Plate of fresh lemons
After my blood has swirled away
into ribbons in the phlebotomist’s hand,
weeks after the firm rub
of the nurse’s palm on my bicep,
the agony on cold carpets
in empty houses,
I cradle a steel bowl. Whisk. Weigh
lemons in each hand.
A numb cumulus of steam
clams the kitchen, puffs on the tiny window
as I lean in silence, swing open the latch
to a birdless yard
stiff and creased with winter.
The lemons sweat in their pans.
The clouds rise, pale as butter—
puddling skyward, precious as breath.
A small girl clicks past
on a bicycle, shudders down a gear
as I sprint, greasy in the rain
to race her in secret. Her socked legs
tumble and fail, tiny scabs
of geranium flashing wet
on her knees as she flings herself
onto her driveway, bicycle
skewed like a crow. I fold double,
pant in the laughing wind.
In the frosted glass, her mother blurs,
tugs open the door
and I need it all of a sudden—
the gasping unveiling of gritty knees,
the silence of drizzle and rust.
The towels give you away. They surface like fish
across bedsheets, bath mats, the space you claim─
belly piercing clinking against the sink
in front of the hairsprayed mirror. Sometimes I hear them
beside baskets, heavy as mud, their damp thud
at the foot of your bed. Grinding each high heel
into the fibre, fake tan smudging your feet,
your shadow unravels from bath towels,
tugged from a sour heap. Stunned to see
I have some of you left, I heap them into my arms,
mine them from mildewed corners. Cuddle their stale folds.
We grew apart in inches, not miles.
The house hummed, an empty theatre,
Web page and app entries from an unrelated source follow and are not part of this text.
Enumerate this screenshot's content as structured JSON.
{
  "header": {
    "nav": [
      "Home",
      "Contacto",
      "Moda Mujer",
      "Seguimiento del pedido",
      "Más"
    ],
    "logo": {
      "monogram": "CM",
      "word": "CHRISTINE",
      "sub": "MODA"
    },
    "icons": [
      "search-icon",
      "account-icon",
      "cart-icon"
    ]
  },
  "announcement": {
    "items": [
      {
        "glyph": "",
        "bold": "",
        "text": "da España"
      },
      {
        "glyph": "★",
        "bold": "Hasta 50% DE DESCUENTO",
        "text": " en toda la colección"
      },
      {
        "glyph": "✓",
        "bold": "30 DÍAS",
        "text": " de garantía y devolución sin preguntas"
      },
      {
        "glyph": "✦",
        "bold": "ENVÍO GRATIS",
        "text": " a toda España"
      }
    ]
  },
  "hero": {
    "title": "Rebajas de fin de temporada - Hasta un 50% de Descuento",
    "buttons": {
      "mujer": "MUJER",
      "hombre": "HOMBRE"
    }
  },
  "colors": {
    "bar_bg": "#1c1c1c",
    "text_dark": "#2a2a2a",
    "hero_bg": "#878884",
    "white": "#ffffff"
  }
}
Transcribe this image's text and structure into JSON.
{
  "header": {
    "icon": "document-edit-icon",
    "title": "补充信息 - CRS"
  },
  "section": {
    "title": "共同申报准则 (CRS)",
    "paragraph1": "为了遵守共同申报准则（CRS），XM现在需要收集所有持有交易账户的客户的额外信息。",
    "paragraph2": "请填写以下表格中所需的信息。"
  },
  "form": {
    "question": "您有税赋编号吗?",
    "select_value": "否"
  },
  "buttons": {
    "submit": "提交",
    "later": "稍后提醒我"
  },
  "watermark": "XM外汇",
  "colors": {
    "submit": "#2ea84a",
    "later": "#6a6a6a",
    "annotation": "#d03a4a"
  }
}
our mother pushing the vacuum
between our silence. Hacking
clots of broken words, your lungs
drained themselves into your pillows,
fists thumping softly
until you sucked in again, stained your breath
from a chilly window. Where are you–
I knuckled the question into the wall
which dragged on between us, searched
with my palms for your warmth.
A blank inch pulled you away, and I listened
to those hisses, those furious sobs,
heard the weight of them
bending your spine. The vacuum
tumbled to a stop. You stopped hissing,
opened your window, blew quiet smoke
After my father left, I found him
five days later, working
with cables. As if nothing had changed,
squeezing cool pliers, a handful of tape
to stick himself together
in rags of summer blue.
I crouched there, hunched like a ragdoll
forgotten, spying and ashamed.
As he tugged and grasped
I watched him twine the slim asps
round his knuckles, clip colours, and I saw
for one moment only, his frown
through the weepy steam of his tea
rainbows spring from my father’s fingers,
a split-second sparkle, I’m sorry.